    4. GORGIAS: No: the definition seems to me very fair, Socrates; for persuasion is the chief end of rhetoric.

      Rhetoric is persuasion

    5. Do you know any other effect of rhetoric over and above that of producing persuasion?

      Rhetoric as solely the art of persuasion

    6. Now I want to know about rhetoric in the same way;—is rhetoric the only art which brings persuasion, or do other arts have the same effect? I mean to say—Does he who teaches anything persuade men of that which he teaches or not?

      If this is that, then is that also this?

      Socrates method of persuasion seems to be to tease out distinguishing elements in such a manner as to expand the view and scope of the proposition. it feels like kind of a psychological exercise. I feel like he is going somewhere with this and that he has used several rhetorical tactics and tricks of persuasion that are about be revealed.

    7. Does he who teaches anything persuade men of that which he teaches or not?

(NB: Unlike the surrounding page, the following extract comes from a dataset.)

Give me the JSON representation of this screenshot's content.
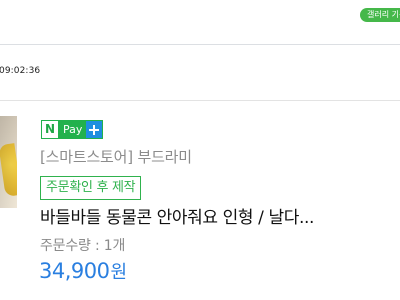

      This can lead to what we call "The Authority Bias." Saying something is true simply because a person of power, like a teacher, said it was so. "Dr. Cruise from L. Ron Hubbard College University said e-meters really work, so they must."

    1. discourse is a great potentate, which by the smallest and most secret body accomplishes the most divine works; for it can stop fear and assuage pain and produce joy and make mercy abound.

      In the investigation of “what is rhetoric?”, this one line of Gorgias sums up the reason rhetoric is such an important topic. Its subtlety is overlooked and mistaken for something inconsequential. However, as Gorgias points out, this small secret body has great power. The implicit use of the word body gives rhetoric an almost physical existence and ability to move an object; as if rhetoric had the physical ability to push, pull, or lift another body. In defining what rhetoric is, this statement tells us first why it is even important to know what rhetoric is. Gorgias’ thoughts on what rhetoric is suggests it is persuasion by “trickery” or “magic”. This further describes rhetoric’s power as not just physical, but perhaps supernatural. The comparison is made between rhetoric and drugs. Just as a drug can impair judgment, making one vulnerable, rhetoric, too, can play tricks on the mind. Furthermore, the power of rhetoric can be a great force for good, persuading one or many to do good. The drug analogy applies here also as many drugs heal, promote health, and ward off sickness. This two-edged sword aspect of rhetoric is just another example of the power this small body possesses. The great power of rhetoric, which is only known to be had by humans, has given them undisputed superiority among all animals on earth. The ability to read, write, speak, or otherwise communicate rhetoric is one of the greatest gifts given to man.